Aaron Glass, Judith Berman and Rainer Hatoum
Franz Boas’s 1897 monograph The Social Organization and the Secret Societies of the Kwakiutl Indians was a landmark in anthropology for its integrative approach to ethnography, the use of multiple media, and the collaborative role of Boas’s Indigenous partner, George Hunt. Not only did the volume draw on existing museum collections from around the world, but the two men also left behind a vast and now widely distributed archive of unpublished materials relevant to the creation and afterlife of this seminal text. This article discusses an international and intercultural project to create a new, annotated critical edition of the book that reassembles the dispersed materials and reembeds them within Kwakwaka’wakw ontologies of both persons and things. The project mobilizes digital media to link together disparate collections, scholars, and Indigenous communities in order to recuperate long-dormant ethnographic records for use in current and future cultural revitalization.
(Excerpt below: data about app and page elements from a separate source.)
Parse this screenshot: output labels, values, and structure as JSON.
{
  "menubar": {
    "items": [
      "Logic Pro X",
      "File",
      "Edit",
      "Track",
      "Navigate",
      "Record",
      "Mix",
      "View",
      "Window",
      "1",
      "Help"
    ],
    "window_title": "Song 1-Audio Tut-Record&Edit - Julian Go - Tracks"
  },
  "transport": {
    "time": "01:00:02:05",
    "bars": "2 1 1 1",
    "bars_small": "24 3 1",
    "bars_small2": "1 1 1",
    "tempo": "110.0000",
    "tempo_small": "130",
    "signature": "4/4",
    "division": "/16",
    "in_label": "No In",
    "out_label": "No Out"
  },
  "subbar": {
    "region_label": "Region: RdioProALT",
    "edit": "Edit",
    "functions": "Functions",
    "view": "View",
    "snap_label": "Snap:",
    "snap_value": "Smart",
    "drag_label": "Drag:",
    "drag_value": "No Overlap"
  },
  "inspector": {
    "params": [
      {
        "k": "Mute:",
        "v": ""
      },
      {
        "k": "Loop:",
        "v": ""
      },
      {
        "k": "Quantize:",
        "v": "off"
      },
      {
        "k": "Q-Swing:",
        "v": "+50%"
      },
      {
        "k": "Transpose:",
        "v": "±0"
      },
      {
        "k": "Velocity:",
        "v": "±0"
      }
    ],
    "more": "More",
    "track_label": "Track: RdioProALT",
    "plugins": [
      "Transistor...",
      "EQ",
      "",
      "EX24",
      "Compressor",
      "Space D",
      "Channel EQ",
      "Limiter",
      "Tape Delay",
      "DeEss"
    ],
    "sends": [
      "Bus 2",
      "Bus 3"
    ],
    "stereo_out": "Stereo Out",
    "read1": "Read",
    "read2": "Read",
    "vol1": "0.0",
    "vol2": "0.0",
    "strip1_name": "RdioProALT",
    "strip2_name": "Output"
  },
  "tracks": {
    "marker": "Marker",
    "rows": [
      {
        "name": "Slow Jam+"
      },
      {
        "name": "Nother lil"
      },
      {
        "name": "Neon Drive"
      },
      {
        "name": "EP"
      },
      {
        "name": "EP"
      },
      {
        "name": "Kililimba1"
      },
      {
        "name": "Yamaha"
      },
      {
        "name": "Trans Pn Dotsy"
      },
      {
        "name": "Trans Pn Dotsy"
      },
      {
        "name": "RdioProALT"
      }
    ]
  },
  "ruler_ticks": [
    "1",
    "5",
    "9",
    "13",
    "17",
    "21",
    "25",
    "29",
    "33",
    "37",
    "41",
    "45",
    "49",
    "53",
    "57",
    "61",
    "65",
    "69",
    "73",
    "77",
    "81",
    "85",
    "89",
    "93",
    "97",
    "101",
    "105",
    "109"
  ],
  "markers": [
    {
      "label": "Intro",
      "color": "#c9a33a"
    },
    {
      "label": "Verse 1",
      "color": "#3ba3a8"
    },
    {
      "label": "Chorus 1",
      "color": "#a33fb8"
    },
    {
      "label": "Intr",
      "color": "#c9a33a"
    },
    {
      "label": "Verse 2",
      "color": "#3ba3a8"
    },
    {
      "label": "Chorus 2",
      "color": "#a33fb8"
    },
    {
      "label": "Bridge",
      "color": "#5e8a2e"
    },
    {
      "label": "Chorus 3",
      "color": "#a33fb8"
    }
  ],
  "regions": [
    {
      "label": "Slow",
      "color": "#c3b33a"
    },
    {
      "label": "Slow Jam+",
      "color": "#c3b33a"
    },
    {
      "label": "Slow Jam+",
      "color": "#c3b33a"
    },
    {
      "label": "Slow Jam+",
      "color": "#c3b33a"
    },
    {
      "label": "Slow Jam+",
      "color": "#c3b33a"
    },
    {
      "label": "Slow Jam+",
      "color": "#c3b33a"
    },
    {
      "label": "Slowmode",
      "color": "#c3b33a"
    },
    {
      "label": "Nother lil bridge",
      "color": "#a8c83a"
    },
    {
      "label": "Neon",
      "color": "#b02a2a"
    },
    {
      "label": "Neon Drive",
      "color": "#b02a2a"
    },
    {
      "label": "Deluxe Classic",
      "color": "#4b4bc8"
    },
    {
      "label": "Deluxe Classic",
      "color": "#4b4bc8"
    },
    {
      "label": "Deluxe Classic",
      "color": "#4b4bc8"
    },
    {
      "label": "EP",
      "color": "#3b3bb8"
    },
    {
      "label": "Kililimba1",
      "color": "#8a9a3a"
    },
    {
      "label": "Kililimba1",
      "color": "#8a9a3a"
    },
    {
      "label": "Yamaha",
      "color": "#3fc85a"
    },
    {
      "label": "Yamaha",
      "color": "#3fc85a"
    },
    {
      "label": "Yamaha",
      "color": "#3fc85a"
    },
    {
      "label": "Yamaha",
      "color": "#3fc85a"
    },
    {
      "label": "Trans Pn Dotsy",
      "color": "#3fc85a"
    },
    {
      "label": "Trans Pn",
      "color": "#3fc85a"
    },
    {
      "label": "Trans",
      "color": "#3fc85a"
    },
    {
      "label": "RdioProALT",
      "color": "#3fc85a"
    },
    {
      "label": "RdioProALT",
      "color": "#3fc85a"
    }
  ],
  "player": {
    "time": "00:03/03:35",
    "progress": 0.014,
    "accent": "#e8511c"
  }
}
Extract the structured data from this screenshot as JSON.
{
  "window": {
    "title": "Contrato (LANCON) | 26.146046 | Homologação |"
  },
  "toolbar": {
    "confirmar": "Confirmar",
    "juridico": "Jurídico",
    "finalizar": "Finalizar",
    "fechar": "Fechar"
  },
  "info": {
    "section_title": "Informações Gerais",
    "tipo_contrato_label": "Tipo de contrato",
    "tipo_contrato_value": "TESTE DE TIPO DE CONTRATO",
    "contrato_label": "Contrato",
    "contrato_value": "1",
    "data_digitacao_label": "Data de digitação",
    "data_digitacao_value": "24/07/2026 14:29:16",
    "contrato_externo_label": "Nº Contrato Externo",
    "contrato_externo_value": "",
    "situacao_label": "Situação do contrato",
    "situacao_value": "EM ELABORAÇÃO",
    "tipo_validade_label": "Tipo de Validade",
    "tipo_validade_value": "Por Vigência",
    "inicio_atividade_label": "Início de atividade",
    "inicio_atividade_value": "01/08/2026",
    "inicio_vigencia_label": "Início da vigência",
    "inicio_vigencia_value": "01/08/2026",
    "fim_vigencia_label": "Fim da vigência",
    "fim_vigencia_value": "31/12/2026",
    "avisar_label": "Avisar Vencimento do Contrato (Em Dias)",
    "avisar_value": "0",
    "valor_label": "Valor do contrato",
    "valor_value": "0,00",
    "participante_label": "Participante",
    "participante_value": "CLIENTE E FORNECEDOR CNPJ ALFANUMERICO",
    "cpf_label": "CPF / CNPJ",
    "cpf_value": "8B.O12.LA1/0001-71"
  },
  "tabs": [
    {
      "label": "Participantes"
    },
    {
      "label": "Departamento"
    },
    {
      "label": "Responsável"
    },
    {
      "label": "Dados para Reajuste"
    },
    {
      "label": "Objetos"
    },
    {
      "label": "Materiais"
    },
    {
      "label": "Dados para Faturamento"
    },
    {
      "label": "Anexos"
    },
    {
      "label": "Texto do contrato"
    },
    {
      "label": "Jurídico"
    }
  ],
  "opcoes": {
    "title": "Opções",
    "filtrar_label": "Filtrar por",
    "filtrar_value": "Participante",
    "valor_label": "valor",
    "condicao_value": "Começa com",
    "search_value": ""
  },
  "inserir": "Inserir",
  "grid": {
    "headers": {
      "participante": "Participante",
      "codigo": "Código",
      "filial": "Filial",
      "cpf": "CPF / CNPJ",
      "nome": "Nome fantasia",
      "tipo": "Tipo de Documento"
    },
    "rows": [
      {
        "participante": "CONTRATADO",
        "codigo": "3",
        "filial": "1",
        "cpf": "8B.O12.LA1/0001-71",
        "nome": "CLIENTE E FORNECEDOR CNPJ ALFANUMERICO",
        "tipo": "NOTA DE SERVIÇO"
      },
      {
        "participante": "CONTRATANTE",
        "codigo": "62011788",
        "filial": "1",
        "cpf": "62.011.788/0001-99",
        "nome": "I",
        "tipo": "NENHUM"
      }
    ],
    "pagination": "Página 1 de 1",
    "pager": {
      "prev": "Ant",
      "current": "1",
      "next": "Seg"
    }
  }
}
In this article, Lionel Blue contemplates approaching the end of life. The rabbinic tradition describes this world as a ‘prozdor’, a corridor to the world to come. We are ‘in between’ creations, with a toehold in heaven, yet intimations of heaven can be found in this life. As for dying, that can be a messy business. ‘I do not like the pain which accompanies all transformation.’ Dying is very different in the experience of those who are left behind, who wish to hold on to the one who is dying, whereas the latter may need silent companionship and permission to depart. Lionel offers some personal stratagems for dealing with old age. Indulge yourself and treat yourself insofar as your medication allows. Treasure friendships. Keep up your conversation with God.